━━━━━ Supplied information

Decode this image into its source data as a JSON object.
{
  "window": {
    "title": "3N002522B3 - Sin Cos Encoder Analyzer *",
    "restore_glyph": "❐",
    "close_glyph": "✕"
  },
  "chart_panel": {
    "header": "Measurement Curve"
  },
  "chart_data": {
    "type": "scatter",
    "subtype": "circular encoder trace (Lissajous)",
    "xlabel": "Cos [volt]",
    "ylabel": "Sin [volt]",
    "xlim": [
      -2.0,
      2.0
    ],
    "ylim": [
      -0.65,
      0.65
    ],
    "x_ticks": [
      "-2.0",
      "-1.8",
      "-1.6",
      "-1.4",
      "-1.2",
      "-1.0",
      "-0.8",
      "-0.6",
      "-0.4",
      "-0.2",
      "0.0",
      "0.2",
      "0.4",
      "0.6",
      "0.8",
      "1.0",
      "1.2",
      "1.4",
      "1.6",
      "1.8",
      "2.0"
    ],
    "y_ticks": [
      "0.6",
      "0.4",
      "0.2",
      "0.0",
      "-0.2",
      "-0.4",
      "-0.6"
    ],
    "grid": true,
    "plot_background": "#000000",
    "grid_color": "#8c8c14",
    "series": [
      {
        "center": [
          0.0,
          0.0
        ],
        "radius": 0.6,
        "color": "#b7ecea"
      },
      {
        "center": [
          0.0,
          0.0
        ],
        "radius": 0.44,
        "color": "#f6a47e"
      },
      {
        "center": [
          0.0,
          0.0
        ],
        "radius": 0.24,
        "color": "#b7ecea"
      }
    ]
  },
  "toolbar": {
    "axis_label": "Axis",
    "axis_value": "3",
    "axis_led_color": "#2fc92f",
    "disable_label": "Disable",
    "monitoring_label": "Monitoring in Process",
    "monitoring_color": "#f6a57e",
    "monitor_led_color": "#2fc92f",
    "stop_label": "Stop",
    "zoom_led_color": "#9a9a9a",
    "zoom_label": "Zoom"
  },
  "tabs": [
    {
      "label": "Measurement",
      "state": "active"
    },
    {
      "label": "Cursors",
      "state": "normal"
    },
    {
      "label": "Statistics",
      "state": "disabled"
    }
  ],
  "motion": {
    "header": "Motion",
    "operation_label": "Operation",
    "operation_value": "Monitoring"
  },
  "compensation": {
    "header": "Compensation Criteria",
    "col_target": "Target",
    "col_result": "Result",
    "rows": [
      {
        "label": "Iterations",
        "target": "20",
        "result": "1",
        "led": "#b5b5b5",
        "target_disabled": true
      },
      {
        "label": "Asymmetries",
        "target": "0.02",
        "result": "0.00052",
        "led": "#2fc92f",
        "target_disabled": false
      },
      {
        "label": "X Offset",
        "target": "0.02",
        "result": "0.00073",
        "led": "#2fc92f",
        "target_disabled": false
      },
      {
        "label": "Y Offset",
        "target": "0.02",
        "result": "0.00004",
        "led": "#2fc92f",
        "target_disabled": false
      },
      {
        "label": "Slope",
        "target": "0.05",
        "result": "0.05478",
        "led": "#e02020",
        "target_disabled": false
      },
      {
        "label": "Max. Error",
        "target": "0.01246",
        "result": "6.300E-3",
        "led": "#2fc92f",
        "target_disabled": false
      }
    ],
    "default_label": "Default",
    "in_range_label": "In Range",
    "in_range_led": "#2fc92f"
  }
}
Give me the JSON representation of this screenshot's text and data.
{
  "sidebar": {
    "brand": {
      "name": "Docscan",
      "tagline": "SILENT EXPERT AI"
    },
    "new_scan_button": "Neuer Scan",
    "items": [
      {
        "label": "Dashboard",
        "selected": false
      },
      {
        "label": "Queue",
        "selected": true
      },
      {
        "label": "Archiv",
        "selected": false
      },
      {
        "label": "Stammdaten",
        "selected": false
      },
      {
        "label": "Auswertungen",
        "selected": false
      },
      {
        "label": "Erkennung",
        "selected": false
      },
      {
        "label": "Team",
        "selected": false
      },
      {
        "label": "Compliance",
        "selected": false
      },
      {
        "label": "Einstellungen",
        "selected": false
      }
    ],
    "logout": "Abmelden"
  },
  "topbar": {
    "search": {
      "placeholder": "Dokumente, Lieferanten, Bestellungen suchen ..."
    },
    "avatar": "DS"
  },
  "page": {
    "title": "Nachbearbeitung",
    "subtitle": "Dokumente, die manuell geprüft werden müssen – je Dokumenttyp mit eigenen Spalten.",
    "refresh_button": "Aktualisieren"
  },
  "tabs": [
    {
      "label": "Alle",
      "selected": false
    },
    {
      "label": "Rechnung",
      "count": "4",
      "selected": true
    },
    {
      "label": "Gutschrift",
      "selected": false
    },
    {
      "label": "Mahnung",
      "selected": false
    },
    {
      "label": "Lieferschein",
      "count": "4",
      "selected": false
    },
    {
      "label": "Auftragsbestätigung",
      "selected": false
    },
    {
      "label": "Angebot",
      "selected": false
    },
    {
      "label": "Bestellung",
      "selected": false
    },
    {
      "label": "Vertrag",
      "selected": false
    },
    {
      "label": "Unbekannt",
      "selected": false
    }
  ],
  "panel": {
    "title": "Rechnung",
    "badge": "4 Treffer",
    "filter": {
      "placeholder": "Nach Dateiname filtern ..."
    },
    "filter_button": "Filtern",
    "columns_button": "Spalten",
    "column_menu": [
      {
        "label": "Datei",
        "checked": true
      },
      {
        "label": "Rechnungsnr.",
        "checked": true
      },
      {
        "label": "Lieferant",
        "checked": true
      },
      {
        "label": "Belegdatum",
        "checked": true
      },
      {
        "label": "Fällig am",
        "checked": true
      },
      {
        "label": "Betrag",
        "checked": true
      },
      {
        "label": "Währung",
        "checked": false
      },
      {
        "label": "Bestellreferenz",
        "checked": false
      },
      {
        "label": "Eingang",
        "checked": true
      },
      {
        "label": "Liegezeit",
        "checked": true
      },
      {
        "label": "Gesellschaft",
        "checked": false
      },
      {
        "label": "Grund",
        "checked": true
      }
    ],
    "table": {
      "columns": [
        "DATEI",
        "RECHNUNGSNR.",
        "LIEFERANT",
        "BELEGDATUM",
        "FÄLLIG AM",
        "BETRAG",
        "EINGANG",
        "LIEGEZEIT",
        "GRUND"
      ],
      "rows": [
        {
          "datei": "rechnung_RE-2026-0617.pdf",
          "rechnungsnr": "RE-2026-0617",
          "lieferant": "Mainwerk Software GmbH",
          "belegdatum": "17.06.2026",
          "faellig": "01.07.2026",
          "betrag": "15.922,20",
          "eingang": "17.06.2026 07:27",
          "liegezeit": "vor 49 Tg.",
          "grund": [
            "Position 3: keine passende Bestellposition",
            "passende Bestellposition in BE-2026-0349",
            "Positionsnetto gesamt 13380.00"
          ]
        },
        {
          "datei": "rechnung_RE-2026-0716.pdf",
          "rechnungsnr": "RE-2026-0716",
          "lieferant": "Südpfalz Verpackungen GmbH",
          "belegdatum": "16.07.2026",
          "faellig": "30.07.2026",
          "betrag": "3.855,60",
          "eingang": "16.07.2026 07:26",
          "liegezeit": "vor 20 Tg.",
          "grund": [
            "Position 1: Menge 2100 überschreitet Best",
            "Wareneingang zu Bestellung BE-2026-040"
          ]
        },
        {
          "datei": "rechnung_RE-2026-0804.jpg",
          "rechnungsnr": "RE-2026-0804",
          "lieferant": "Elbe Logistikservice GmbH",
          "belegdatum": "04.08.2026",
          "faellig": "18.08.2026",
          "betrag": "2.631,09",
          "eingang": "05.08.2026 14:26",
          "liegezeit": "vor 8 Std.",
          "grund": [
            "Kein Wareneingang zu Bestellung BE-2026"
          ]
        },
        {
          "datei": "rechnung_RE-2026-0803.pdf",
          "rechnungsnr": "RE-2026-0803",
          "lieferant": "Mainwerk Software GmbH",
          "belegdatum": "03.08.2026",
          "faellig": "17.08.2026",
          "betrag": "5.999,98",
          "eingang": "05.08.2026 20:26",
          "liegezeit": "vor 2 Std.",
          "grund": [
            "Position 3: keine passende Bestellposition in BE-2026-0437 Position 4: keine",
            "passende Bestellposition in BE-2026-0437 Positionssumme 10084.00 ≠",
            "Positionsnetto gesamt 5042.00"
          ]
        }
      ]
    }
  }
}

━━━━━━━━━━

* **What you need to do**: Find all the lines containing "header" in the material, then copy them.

* **The answer**:
    "header": "Measurement Curve"
    "header": "Motion",
    "header": "Compensation Criteria",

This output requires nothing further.